If you haven’t signed up yet or you want to check out the new features, you can do so here. And we welcome your feedback on our new forums (or feel free to email me).]]>
Introduction to whereyougonnabe from Peter Batty on Vimeo.
The key idea of the system is that you and your friends tell us where and when you will be doing things in the future, and we look at this information to tell you when you will be close by to your friends. Even if you end up not being close to your friends, we give you various ways to see what they are doing, which is a good way of keeping up with them in a similar way to Facebook status messages or Twitter, but in a richer fashion which adds both a spatial and temporal element - the ability to display what they are doing on a map, and see what they are doing over time, rather than just right now. This focus on the future is our biggest differentiator - there are lots of systems focused on where you are right now (and we see lots of opportunities for integrating with them, but that’s a topic for a future post).

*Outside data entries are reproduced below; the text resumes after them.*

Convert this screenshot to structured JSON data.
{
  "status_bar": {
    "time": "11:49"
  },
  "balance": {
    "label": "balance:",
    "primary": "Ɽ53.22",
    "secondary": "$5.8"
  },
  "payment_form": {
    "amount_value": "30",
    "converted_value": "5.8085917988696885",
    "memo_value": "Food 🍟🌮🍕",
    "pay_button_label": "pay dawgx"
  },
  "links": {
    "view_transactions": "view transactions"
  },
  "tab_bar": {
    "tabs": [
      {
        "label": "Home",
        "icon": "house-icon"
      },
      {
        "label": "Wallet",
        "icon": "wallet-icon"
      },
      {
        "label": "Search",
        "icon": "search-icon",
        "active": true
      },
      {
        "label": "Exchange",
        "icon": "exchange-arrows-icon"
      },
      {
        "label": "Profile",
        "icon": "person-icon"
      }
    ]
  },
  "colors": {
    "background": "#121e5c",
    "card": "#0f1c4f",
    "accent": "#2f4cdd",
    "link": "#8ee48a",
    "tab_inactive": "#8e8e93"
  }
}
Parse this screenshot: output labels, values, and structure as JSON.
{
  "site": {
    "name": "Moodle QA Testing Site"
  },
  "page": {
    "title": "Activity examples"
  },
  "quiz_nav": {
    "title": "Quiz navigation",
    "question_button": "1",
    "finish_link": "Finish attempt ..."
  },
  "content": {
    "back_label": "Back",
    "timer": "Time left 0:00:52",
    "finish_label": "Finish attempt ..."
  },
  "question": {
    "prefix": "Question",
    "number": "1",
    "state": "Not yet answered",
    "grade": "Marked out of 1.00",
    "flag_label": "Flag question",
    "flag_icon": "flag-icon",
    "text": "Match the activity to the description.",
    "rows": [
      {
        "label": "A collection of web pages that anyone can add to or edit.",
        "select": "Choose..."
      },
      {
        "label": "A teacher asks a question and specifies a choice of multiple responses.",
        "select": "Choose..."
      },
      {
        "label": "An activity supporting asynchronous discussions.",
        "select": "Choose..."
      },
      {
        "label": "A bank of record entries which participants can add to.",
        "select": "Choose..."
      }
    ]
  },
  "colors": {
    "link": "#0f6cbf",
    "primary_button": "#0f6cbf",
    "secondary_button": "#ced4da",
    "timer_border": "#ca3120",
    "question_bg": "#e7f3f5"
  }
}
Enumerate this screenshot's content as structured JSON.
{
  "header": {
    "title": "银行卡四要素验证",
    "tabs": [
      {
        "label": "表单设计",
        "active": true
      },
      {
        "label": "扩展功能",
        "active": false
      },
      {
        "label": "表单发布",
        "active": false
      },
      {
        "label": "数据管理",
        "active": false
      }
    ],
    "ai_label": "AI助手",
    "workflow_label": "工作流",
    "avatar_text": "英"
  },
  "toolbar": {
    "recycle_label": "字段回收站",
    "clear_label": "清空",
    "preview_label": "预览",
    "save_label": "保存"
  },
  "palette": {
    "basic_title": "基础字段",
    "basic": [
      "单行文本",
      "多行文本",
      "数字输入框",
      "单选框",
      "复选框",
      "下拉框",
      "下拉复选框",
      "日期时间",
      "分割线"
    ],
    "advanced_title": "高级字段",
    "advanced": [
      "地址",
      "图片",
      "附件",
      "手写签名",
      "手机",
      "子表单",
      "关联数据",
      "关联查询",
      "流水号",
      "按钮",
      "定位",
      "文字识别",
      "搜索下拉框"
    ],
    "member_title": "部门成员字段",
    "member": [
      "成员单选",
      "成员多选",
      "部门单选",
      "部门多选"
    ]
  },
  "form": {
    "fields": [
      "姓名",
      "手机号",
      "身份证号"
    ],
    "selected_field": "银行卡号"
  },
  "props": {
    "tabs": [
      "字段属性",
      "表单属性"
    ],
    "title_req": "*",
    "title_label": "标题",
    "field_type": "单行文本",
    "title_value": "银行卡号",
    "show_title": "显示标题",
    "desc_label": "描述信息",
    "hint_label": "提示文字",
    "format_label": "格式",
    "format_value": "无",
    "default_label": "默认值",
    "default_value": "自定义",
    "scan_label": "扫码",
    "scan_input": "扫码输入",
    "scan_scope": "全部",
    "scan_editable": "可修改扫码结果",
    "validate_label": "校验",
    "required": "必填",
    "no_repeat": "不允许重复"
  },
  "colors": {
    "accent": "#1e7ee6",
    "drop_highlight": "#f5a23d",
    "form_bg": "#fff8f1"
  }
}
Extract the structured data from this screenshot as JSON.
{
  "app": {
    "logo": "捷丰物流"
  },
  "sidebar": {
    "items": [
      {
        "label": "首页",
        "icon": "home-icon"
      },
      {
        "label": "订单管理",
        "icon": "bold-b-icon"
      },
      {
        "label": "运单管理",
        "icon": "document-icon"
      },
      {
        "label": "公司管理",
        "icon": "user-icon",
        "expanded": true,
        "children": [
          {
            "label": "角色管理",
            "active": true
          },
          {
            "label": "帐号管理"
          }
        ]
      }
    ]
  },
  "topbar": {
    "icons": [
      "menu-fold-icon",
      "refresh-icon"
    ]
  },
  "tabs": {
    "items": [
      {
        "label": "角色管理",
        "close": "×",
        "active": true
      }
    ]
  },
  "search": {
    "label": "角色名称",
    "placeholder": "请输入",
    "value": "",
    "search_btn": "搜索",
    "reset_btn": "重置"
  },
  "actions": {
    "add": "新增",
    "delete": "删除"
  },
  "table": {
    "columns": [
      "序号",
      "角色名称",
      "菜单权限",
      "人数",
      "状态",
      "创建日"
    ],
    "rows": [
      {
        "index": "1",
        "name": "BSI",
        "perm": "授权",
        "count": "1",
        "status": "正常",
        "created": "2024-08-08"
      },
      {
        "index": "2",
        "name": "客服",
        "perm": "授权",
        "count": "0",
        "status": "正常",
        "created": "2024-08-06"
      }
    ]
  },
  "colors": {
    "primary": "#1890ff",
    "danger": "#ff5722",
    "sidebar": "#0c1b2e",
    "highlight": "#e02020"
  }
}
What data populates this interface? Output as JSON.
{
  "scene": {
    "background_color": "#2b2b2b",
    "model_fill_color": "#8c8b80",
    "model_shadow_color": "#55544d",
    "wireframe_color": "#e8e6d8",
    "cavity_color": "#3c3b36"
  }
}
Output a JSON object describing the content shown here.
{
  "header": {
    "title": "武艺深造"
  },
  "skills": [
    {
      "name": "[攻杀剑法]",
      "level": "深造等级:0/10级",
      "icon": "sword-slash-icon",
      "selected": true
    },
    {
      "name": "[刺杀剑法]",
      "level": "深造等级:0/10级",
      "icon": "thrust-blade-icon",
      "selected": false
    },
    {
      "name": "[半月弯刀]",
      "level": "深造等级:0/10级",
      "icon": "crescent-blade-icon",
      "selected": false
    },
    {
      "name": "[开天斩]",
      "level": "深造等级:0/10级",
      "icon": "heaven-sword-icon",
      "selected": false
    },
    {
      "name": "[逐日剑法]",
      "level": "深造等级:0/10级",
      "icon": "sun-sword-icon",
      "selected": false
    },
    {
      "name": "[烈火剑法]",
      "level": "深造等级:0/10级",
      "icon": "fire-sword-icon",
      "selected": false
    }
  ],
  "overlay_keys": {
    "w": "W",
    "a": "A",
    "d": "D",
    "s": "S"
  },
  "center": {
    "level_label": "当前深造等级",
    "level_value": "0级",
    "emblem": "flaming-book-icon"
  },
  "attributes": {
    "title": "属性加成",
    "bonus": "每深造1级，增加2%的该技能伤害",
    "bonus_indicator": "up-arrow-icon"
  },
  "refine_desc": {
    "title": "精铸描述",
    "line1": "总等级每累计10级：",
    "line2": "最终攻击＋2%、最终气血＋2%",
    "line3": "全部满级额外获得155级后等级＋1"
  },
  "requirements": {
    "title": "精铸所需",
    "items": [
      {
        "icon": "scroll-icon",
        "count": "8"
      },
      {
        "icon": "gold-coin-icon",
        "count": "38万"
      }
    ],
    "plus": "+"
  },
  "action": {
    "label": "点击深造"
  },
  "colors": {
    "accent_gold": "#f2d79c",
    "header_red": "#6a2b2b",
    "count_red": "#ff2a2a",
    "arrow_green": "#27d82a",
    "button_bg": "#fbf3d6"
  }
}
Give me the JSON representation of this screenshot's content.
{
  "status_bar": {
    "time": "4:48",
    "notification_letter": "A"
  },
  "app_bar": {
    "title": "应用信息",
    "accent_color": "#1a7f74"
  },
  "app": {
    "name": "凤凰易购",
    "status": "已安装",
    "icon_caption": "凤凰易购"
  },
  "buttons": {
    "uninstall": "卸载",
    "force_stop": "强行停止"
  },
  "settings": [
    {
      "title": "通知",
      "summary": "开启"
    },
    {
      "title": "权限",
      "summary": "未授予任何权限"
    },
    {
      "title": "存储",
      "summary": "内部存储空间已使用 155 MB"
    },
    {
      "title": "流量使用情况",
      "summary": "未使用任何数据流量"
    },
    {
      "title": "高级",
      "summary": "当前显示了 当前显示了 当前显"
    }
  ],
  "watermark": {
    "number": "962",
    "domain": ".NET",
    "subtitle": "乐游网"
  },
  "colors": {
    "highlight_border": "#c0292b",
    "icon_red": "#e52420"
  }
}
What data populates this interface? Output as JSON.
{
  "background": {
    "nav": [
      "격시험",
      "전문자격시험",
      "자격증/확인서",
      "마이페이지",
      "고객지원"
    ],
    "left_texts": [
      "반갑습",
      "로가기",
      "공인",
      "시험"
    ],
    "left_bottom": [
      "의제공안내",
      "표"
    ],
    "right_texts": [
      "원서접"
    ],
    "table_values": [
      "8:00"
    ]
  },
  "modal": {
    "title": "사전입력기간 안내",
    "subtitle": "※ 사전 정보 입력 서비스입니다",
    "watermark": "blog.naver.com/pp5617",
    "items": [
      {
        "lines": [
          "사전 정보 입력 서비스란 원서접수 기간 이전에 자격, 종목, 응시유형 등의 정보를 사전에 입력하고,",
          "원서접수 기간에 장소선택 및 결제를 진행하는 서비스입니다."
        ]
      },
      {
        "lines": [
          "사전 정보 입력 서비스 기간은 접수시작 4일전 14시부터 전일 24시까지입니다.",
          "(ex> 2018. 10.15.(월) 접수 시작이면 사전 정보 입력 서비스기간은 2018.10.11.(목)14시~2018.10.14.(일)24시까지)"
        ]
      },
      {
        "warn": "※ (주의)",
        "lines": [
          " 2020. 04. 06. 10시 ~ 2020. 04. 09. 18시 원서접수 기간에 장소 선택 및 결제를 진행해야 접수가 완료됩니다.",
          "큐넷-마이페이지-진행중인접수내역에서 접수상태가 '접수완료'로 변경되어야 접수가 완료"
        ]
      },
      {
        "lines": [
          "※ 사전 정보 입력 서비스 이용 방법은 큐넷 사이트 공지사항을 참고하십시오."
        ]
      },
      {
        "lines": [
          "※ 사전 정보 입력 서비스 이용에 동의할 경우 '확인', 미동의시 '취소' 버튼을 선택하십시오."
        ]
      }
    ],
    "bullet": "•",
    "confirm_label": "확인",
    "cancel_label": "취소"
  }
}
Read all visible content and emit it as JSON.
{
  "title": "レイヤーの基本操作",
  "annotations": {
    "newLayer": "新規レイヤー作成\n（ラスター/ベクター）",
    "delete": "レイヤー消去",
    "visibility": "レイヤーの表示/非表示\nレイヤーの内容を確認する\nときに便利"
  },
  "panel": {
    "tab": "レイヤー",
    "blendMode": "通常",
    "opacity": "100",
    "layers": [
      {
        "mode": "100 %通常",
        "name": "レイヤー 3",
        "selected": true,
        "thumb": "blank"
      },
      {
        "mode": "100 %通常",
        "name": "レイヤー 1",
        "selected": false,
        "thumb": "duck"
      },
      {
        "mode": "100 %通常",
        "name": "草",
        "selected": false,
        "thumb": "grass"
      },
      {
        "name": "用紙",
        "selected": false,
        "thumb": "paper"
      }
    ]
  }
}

Future location has two significant advantages over current location. The first is that if you only find out right now that a friend is close by, the chances are that one or other of you already has commitments and so you can’t meet up. But if you knew yesterday or last week that you would be close by, you could have worked out your schedule so that you could meet up. Secondly, “where are you now” applications typically require a location-aware phone, and these still don’t have big enough market penetration to really give this type of application the critical mass that it needs to take off. All you need to use our application is a web browser. Of course, the challenge of future location is that you can’t infer it automatically, so one of the critical success factors for us is making it very easy to create activities. Currently this is a manual process, which we have tried to make as easy as possible, but this is an area where you will see a lot of new functionality over the next month or two, with much more in the way of calendar integration and functionality to make it much easier to create a trip with multiple activities.
We have a precise spatial and temporal resolution, unlike other applications we have seen in this space, which tend to have spatial resolution of a city and temporal resolution of a day. This means we have many local applications as well as more global ones - like identifying which friends will be in an airport at the same time as you, or identifying opportunities to coordinate rides when transporting kids to after school activities, or working out which friends will be in bars close to you this Friday night.
We have developed what we think is a very cool interface to Google Earth, which leverages its time capabilities nicely. Check out the following video to get a flavor of this (again, I strongly recommend clicking on the link beneath the video and then displaying the full screen HD version):
whereyougonnabe integration with Google Earth from Peter Batty on Vimeo.
Our application currently runs on the Facebook Platform. The big advantage of this is that you don’t need to re-enter your network of friends, you can just leverage the existing social graph that you have in Facebook. In future we will support other social and business networking systems - LinkedIn is an obvious target for the business traveler, and of course OpenSocial is on our list too.
So anyway, please give the application a try and let us know what you think. Now that we have the beta release out “in the wild” I’ll be blogging a lot more about some of the technology behind it and some of the things we plan to do in the future.]]>
There are of course many, many more things on our to do list, but we feel we have built a great core system and infrastructure, and you will see a lot more functionality coming along pretty quickly. We’ll discuss our plans more both in this blog and in our forums. Please use the forums to give us your feedback and suggestions.]]>